What to work on: An exact reproduction of each record is required.

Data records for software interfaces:
^^^^^^^^

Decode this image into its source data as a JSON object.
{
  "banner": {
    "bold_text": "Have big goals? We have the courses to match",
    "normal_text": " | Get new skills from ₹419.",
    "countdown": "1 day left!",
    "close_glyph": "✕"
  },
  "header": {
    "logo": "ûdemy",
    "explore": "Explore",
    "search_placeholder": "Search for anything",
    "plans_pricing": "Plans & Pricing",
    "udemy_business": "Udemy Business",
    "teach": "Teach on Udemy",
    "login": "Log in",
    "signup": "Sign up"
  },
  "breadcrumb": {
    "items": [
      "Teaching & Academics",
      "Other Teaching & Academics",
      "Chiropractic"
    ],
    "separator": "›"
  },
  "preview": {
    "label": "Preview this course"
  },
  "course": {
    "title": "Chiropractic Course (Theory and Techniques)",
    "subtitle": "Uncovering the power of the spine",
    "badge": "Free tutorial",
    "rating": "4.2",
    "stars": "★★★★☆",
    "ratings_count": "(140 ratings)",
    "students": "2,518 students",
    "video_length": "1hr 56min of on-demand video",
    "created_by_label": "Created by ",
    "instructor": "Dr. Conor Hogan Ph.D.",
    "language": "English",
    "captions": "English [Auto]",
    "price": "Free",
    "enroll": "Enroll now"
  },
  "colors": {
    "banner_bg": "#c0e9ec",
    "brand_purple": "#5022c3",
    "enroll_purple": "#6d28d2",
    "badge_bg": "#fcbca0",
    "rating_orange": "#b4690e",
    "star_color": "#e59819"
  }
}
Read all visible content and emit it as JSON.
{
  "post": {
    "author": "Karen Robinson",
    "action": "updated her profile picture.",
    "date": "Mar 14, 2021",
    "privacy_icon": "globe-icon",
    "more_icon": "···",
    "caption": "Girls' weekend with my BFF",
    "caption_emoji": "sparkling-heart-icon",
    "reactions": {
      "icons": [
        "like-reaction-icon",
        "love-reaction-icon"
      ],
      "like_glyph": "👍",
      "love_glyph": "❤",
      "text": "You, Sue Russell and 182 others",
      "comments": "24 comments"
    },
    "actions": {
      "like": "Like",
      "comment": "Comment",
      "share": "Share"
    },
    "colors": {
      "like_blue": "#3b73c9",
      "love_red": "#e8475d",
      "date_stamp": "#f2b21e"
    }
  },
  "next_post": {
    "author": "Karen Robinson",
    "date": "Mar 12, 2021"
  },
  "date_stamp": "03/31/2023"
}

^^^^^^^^

Your response:
Decode this image into its source data as a JSON object.
{
  "banner": {
    "bold_text": "Have big goals? We have the courses to match",
    "normal_text": " | Get new skills from ₹419.",
    "countdown": "1 day left!",
    "close_glyph": "✕"
  },
  "header": {
    "logo": "ûdemy",
    "explore": "Explore",
    "search_placeholder": "Search for anything",
    "plans_pricing": "Plans & Pricing",
    "udemy_business": "Udemy Business",
    "teach": "Teach on Udemy",
    "login": "Log in",
    "signup": "Sign up"
  },
  "breadcrumb": {
    "items": [
      "Teaching & Academics",
      "Other Teaching & Academics",
      "Chiropractic"
    ],
    "separator": "›"
  },
  "preview": {
    "label": "Preview this course"
  },
  "course": {
    "title": "Chiropractic Course (Theory and Techniques)",
    "subtitle": "Uncovering the power of the spine",
    "badge": "Free tutorial",
    "rating": "4.2",
    "stars": "★★★★☆",
    "ratings_count": "(140 ratings)",
    "students": "2,518 students",
    "video_length": "1hr 56min of on-demand video",
    "created_by_label": "Created by ",
    "instructor": "Dr. Conor Hogan Ph.D.",
    "language": "English",
    "captions": "English [Auto]",
    "price": "Free",
    "enroll": "Enroll now"
  },
  "colors": {
    "banner_bg": "#c0e9ec",
    "brand_purple": "#5022c3",
    "enroll_purple": "#6d28d2",
    "badge_bg": "#fcbca0",
    "rating_orange": "#b4690e",
    "star_color": "#e59819"
  }
}
Read all visible content and emit it as JSON.
{
  "post": {
    "author": "Karen Robinson",
    "action": "updated her profile picture.",
    "date": "Mar 14, 2021",
    "privacy_icon": "globe-icon",
    "more_icon": "···",
    "caption": "Girls' weekend with my BFF",
    "caption_emoji": "sparkling-heart-icon",
    "reactions": {
      "icons": [
        "like-reaction-icon",
        "love-reaction-icon"
      ],
      "like_glyph": "👍",
      "love_glyph": "❤",
      "text": "You, Sue Russell and 182 others",
      "comments": "24 comments"
    },
    "actions": {
      "like": "Like",
      "comment": "Comment",
      "share": "Share"
    },
    "colors": {
      "like_blue": "#3b73c9",
      "love_red": "#e8475d",
      "date_stamp": "#f2b21e"
    }
  },
  "next_post": {
    "author": "Karen Robinson",
    "date": "Mar 12, 2021"
  },
  "date_stamp": "03/31/2023"
}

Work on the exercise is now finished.